Where then does all this leave us? Taking everything into consideration it would appear that there was some transatlantic contact between Europe and North America during the Pleistocene, and that small groups of European hunters/explorers brought their unique culture and technology to the region. However, they did not enter a completely uninhabited continent. Groups of east Asians had already crossed the Bering Land Bridge. In time, the two groups intermingled, and the advanced flint-knapping techniques of the Solutreans were adapted and evolved into the Clovis culture, a culture which then spread throughout the entire continent.
The European element was there, but it was very much a minority element in the general population of North America, a situation still evidenced in the DNA makeup of modern Native Americans. This explains the blond hair and blue eyes reported amongst some Native American groups from the very earliest times by European travellers - and it should be noted that the groups most associated with "whiteness", such as the Mandan and the Ojibwa, are the very groups showing the highest concentrations of European DNA, the X haplogroup and R1b.
But how then did Palaeolithic Europeans make it across the North Atlantic?
First and foremost, it should be noted that the Atlantic was a good deal smaller than now. Sea levels were around 400 feet lower. The Grand Banks off Newfoundland was then part of the American continent, whilst the British Isles were part of Europe. This is accepted by mainstream academia, which however claims that the lower sea-level was due to an "Ice Age" which trapped a colossal amount of the earth's water as ice in the Polar regions.
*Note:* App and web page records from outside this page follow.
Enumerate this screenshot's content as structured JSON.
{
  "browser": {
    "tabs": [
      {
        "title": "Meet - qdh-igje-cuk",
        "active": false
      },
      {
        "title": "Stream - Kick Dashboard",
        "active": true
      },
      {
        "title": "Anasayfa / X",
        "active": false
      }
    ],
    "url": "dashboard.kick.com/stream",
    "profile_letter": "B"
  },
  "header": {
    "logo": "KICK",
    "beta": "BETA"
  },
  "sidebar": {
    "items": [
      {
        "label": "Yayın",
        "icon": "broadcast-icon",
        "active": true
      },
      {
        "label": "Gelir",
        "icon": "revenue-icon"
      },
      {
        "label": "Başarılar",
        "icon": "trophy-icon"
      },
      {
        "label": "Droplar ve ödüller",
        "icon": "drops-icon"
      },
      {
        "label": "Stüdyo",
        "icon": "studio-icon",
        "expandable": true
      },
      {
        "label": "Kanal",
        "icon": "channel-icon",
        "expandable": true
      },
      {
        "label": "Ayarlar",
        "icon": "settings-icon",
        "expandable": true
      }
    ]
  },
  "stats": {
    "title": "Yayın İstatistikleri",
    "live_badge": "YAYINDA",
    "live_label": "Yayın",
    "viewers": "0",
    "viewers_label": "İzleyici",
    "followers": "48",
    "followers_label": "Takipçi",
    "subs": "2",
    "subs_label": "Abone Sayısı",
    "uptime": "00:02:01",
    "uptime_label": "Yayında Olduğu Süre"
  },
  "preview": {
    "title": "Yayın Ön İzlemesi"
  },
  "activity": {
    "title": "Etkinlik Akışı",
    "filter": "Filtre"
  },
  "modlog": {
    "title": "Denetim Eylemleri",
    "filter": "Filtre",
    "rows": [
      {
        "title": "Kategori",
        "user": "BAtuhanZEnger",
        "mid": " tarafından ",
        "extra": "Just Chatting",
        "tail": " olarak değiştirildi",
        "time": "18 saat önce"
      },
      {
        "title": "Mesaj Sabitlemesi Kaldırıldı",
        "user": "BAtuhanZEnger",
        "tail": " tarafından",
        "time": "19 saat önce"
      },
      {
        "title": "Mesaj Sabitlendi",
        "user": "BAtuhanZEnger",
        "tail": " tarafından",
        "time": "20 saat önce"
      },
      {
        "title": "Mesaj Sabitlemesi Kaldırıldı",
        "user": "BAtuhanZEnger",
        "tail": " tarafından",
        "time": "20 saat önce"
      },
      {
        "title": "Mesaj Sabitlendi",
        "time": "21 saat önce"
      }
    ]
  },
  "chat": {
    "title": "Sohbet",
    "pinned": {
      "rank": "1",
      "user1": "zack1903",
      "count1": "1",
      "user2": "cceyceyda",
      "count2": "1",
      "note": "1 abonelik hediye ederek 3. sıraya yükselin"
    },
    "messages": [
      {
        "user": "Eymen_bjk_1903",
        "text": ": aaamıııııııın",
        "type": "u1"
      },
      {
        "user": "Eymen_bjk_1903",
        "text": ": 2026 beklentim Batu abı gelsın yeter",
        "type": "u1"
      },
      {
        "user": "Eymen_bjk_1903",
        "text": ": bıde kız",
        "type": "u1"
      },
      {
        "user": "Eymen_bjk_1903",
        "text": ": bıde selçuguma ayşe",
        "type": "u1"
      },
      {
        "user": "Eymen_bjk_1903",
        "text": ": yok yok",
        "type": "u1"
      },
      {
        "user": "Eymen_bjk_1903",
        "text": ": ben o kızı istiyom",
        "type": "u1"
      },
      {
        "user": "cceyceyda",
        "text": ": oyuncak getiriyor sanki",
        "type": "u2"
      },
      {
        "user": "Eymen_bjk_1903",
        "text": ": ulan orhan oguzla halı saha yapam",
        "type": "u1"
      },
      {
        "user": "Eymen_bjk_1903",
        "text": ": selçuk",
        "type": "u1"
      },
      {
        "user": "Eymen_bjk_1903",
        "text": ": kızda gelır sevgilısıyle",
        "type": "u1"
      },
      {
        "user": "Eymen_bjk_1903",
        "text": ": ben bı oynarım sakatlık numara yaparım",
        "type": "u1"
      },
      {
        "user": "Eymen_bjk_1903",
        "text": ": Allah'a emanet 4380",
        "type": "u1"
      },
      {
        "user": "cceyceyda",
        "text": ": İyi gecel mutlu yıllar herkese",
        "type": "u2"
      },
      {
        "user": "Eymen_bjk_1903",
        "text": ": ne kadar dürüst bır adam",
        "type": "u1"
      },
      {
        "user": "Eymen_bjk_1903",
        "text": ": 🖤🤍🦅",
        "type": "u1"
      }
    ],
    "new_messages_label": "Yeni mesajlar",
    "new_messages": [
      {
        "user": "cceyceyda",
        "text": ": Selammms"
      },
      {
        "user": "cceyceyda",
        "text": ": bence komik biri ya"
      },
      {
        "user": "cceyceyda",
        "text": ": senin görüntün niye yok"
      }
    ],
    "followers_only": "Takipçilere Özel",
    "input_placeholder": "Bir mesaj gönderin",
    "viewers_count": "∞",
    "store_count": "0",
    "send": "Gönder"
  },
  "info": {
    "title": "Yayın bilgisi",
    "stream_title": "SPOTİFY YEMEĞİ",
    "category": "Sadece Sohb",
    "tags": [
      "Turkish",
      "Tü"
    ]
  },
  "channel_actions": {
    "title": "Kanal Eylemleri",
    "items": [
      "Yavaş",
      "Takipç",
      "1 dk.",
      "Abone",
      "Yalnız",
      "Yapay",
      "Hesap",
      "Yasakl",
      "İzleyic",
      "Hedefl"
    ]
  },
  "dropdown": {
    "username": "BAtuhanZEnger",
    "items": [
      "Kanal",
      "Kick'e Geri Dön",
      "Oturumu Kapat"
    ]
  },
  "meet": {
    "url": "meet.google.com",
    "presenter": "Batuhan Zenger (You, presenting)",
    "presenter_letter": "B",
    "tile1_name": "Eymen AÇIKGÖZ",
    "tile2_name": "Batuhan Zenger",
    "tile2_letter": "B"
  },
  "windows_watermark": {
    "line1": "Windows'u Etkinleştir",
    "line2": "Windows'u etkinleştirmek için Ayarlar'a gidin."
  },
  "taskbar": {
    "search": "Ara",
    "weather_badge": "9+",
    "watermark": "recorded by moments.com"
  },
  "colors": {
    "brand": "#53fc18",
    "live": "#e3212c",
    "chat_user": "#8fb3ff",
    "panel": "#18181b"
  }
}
As a student of Velikovsky, I reject this notion, and hold that the extra water precipitated in the earth's atmosphere during the cataclysm which terminated the Pleistocene. Hydrogen from the tail of the Great Comet combined (in the midst of electrical discharges) with oxygen in the earth's atmosphere and fell as rain. But the Comet also unleashed terrific seismic forces throughout the planet, and the world's tectonic plates went into convulsions. In some regions, mountains rose hundreds or even thousands of feet, in others landmasses sank into the depths of the ocean. This was the case for example in the middle of the Atlantic, where evidence shows that the now submerged Mid-Atlantic Ridge was then an above sea-level mountain range that ran down the middle of the ocean. If this was the case, Solutrean hunters/fishers (who employed barbed harpoons and portrayed deep sea fish in their art) could easily have reached the eastern coasts of North America.
The true and frankly astonishing history of our planet is only now beginning to emerge.